The Royal Government of Cambodia (RGC) has launched the five-pillared Cambodia Science, Technology and Innovation Roadmap for 2030, in a bid to create an ecosystem of knowledge management, creativity and entrepreneurial spirit, designed to be inclusive, sustainable and conducive to the relevant economic sectors and set the stage for fresh investment prospects.
The government has pinpointed science, technology and innovation (STI) as the key elements to pave the way for Cambodia to achieve its broader ambitious vision of becoming an “upper-middle income” country by 2030 and a “high-income” economy by 2050, as defined by the World Bank.
Minister of Industry, Science, Technology and Innovation Cham Prasidh described STI as the backbone of success in the country’s development process, saying that the government has embraced and integrated them into this “pivotal” roadmap that will allow the Kingdom to enter a “new era of vibrant civilisation”.
“I am staunchly committed to promoting STI in order to achieve sustainable economic growth and an inclusive environment for the Cambodian motherland,” he said.
The Cambodia Science, Technology and Innovation Roadmap for 2030 is designed around five pillars, the first of which aims to strengthen governance frameworks and operationalisation relating to STI, and recognises the ministry as the agency in charge of coordinating the implementation of pertinent policies.
The second is targeted at increasing the number of science, technology, engineering and mathematics (Stem) university students by at least 50 per cent and building STI human resources.
The third is geared towards investing one per cent of gross domestic product (GDP) in scientific research to improve – among other dimensions – its scope, scale, validity, credibility, quality, usefulness, efficiency, competence and reach.
The fourth centres on reinforcing cooperation and communication networks among stakeholders.
And the fifth is earmarked to help fashion an ecosystem that creates an environment conducive to innovation, which attracts investment in STI-related fields, promotes technology transfer, and enhances companies’ absorptive capacities – their abilities to identify, integrate and exploit viable new external knowledge to commercial ends.

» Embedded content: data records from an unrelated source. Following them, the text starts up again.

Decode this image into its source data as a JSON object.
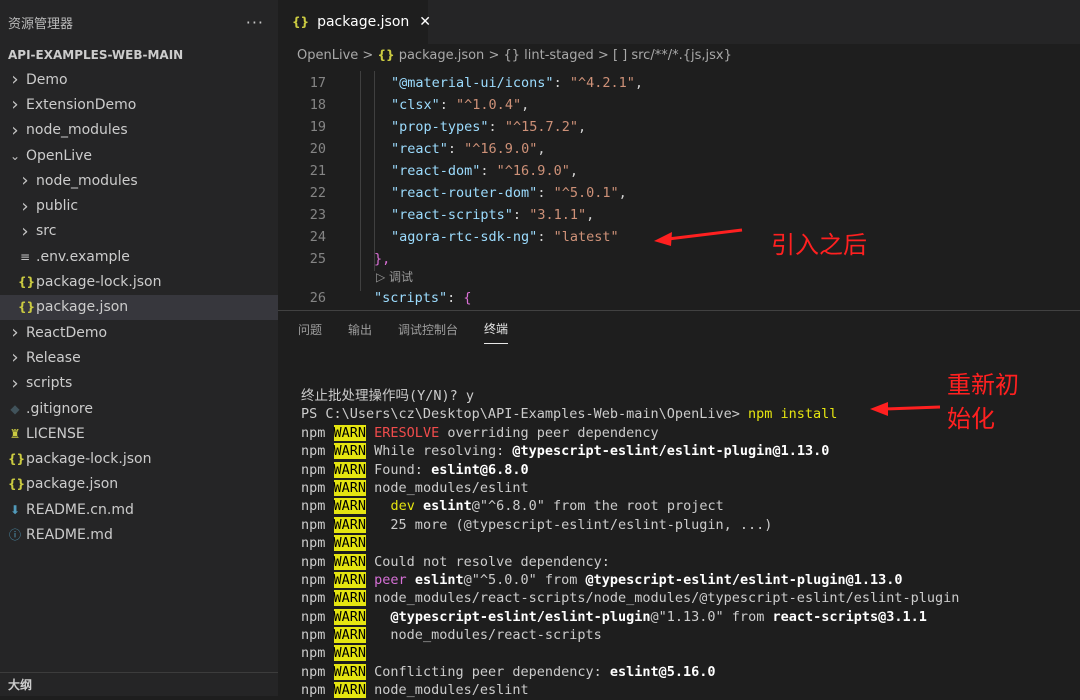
{
  "sidebar": {
    "title": "资源管理器",
    "more": "···",
    "root": "API-EXAMPLES-WEB-MAIN",
    "outline": "大纲",
    "items": [
      {
        "label": "Demo",
        "indent": 0,
        "icon": "chevron-right-icon"
      },
      {
        "label": "ExtensionDemo",
        "indent": 0,
        "icon": "chevron-right-icon"
      },
      {
        "label": "node_modules",
        "indent": 0,
        "icon": "chevron-right-icon"
      },
      {
        "label": "OpenLive",
        "indent": 0,
        "icon": "chevron-down-icon"
      },
      {
        "label": "node_modules",
        "indent": 1,
        "icon": "chevron-right-icon"
      },
      {
        "label": "public",
        "indent": 1,
        "icon": "chevron-right-icon"
      },
      {
        "label": "src",
        "indent": 1,
        "icon": "chevron-right-icon"
      },
      {
        "label": ".env.example",
        "indent": 1,
        "icon": "env-file-icon"
      },
      {
        "label": "package-lock.json",
        "indent": 1,
        "icon": "json-icon"
      },
      {
        "label": "package.json",
        "indent": 1,
        "icon": "json-icon",
        "selected": true
      },
      {
        "label": "ReactDemo",
        "indent": 0,
        "icon": "chevron-right-icon"
      },
      {
        "label": "Release",
        "indent": 0,
        "icon": "chevron-right-icon"
      },
      {
        "label": "scripts",
        "indent": 0,
        "icon": "chevron-right-icon"
      },
      {
        "label": ".gitignore",
        "indent": 0,
        "icon": "git-icon"
      },
      {
        "label": "LICENSE",
        "indent": 0,
        "icon": "license-icon"
      },
      {
        "label": "package-lock.json",
        "indent": 0,
        "icon": "json-icon"
      },
      {
        "label": "package.json",
        "indent": 0,
        "icon": "json-icon"
      },
      {
        "label": "README.cn.md",
        "indent": 0,
        "icon": "markdown-icon"
      },
      {
        "label": "README.md",
        "indent": 0,
        "icon": "info-icon"
      }
    ]
  },
  "tab": {
    "icon": "{}",
    "label": "package.json",
    "close": "✕"
  },
  "breadcrumb": {
    "p1": "OpenLive",
    "sep": ">",
    "j1": "{}",
    "p2": "package.json",
    "p3": "{} lint-staged",
    "p4": "[ ] src/**/*.{js,jsx}"
  },
  "code": {
    "lines": [
      {
        "n": "17",
        "key": "\"@material-ui/icons\"",
        "val": "\"^4.2.1\""
      },
      {
        "n": "18",
        "key": "\"clsx\"",
        "val": "\"^1.0.4\""
      },
      {
        "n": "19",
        "key": "\"prop-types\"",
        "val": "\"^15.7.2\""
      },
      {
        "n": "20",
        "key": "\"react\"",
        "val": "\"^16.9.0\""
      },
      {
        "n": "21",
        "key": "\"react-dom\"",
        "val": "\"^16.9.0\""
      },
      {
        "n": "22",
        "key": "\"react-router-dom\"",
        "val": "\"^5.0.1\""
      },
      {
        "n": "23",
        "key": "\"react-scripts\"",
        "val": "\"3.1.1\""
      },
      {
        "n": "24",
        "key": "\"agora-rtc-sdk-ng\"",
        "val": "\"latest\"",
        "last": true
      }
    ],
    "line25": {
      "n": "25",
      "text": "},"
    },
    "codelens": "▷ 调试",
    "line26": {
      "n": "26",
      "key": "\"scripts\"",
      "brace": "{"
    }
  },
  "panel_tabs": [
    {
      "label": "问题",
      "active": false
    },
    {
      "label": "输出",
      "active": false
    },
    {
      "label": "调试控制台",
      "active": false
    },
    {
      "label": "终端",
      "active": true
    }
  ],
  "terminal": {
    "prompt_q": "终止批处理操作吗(Y/N)? y",
    "ps": "PS C:\\Users\\cz\\Desktop\\API-Examples-Web-main\\OpenLive> ",
    "cmd": "npm install",
    "npm": "npm",
    "warn": "WARN",
    "lines": [
      [
        {
          "t": "ERESOLVE",
          "c": "red"
        },
        {
          "t": " overriding peer dependency"
        }
      ],
      [
        {
          "t": "While resolving: "
        },
        {
          "t": "@typescript-eslint/eslint-plugin",
          "c": "bold"
        },
        {
          "t": "@1.13.0",
          "c": "bold"
        }
      ],
      [
        {
          "t": "Found: "
        },
        {
          "t": "eslint",
          "c": "bold"
        },
        {
          "t": "@6.8.0",
          "c": "bold"
        }
      ],
      [
        {
          "t": "node_modules/eslint"
        }
      ],
      [
        {
          "t": "  "
        },
        {
          "t": "dev",
          "c": "yl"
        },
        {
          "t": " "
        },
        {
          "t": "eslint",
          "c": "bold"
        },
        {
          "t": "@\"^6.8.0\" from the root project"
        }
      ],
      [
        {
          "t": "  25 more (@typescript-eslint/eslint-plugin, ...)"
        }
      ],
      [],
      [
        {
          "t": "Could not resolve dependency:"
        }
      ],
      [
        {
          "t": "peer",
          "c": "mag"
        },
        {
          "t": " "
        },
        {
          "t": "eslint",
          "c": "bold"
        },
        {
          "t": "@\"^5.0.0\" from "
        },
        {
          "t": "@typescript-eslint/eslint-plugin",
          "c": "bold"
        },
        {
          "t": "@1.13.0",
          "c": "bold"
        }
      ],
      [
        {
          "t": "node_modules/react-scripts/node_modules/@typescript-eslint/eslint-plugin"
        }
      ],
      [
        {
          "t": "  "
        },
        {
          "t": "@typescript-eslint/eslint-plugin",
          "c": "bold"
        },
        {
          "t": "@\"1.13.0\" from "
        },
        {
          "t": "react-scripts",
          "c": "bold"
        },
        {
          "t": "@3.1.1",
          "c": "bold"
        }
      ],
      [
        {
          "t": "  node_modules/react-scripts"
        }
      ],
      [],
      [
        {
          "t": "Conflicting peer dependency: "
        },
        {
          "t": "eslint",
          "c": "bold"
        },
        {
          "t": "@5.16.0",
          "c": "bold"
        }
      ],
      [
        {
          "t": "node_modules/eslint"
        }
      ]
    ]
  },
  "annotations": {
    "after_import": "引入之后",
    "reinit_line1": "重新初",
    "reinit_line2": "始化",
    "color": "#ff2020"
  }
}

Prime Minister Hun Sen said in the roadmap that strengthening technological capacity and stimulating innovation achievements are the key decisive factors in realising the RGC’s determination to become an “upper-middle income” country by 2030 and a “high-income” economy by 2050.
For fiscal year 2022 – corresponding to the period from July 1, 2021 to June 30, 2022, the World Bank defines an “upper-middle income” country as one with gross national income (GNI) per capita from $4,096-12,695, and “high-income” economies as those with a GNI per capita of $12,696 or more, as calculated by the bank’s Atlas method.

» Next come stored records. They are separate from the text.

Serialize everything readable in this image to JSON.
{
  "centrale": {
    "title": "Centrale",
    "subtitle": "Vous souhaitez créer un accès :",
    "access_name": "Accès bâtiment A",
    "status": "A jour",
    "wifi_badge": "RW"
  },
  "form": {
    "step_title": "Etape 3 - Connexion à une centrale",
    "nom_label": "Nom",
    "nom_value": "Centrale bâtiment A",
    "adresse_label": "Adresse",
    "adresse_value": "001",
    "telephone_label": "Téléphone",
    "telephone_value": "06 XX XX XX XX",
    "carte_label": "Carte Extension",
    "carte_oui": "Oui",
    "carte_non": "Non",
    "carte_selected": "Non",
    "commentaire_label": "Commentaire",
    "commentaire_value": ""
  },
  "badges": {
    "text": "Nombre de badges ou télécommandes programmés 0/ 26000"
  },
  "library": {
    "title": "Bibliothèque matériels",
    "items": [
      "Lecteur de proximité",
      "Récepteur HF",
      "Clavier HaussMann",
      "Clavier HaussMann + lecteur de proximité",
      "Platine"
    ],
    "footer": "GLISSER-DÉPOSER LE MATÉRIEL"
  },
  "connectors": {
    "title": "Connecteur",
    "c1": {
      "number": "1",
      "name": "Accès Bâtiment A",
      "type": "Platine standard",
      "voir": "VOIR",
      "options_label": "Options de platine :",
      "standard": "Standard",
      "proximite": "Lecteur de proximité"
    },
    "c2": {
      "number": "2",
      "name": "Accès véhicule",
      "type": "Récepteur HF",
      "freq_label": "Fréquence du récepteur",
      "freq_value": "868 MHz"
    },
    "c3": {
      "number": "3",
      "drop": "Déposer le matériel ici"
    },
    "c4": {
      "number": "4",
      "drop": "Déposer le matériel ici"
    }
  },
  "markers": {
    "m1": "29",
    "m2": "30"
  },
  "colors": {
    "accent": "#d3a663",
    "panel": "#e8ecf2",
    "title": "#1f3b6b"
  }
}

The World Bank recognises Cambodia as a “lower middle income” country, one rank below the “upper-middle income” designation, with GNI per capita of $1,480 for fiscal year 2020 – the 12-month period ended June 30, 2020.
“Lower middle-income” economies that year were those with a GNI per capita from $1,026 and $3,995. That range has been revised to $1,046-4,095 for fiscal year 2022.
The prime minister added that the STI ecosystem will play an indispensable role in shifting the course of economic development from traditional growth-oriented models to a more inclusive and sustainable pattern.
The STI community will help create an environment and accelerate the structural transformation that is needed to provide prosperity, security, safety, socio-economic development and a better quality of life in the Kingdom, he said.
“The Cambodia Science, Technology and Innovation Roadmap for 2030 is an important and up-to-date asset that orients not only economic recovery but also structural transformation and diversification, and steers the economy towards greater productivity.
“In this sense, the roadmap will be a catalyst for the economic transformation from a labour-intensive economy to a skills-based one, giving rise to an innovation-based nation geared for development,” Hun Sen said.
Super App Technology Plc founder Path Chamnan told The Post that STI-collaboration is essential in the development and operation of his company, as well as the effective management of production and supply chain operations, to ensure a faster time to market.
He explained that his firm “operates a platform for express delivery services, against a backdrop of people looking to sell merchandise on social media, where sellers and buyers need to be connected”.
“And in collecting cash for clients, our company works with banking partners, as an example of leveraging the technology and innovation ecosystem,” Chamnan said.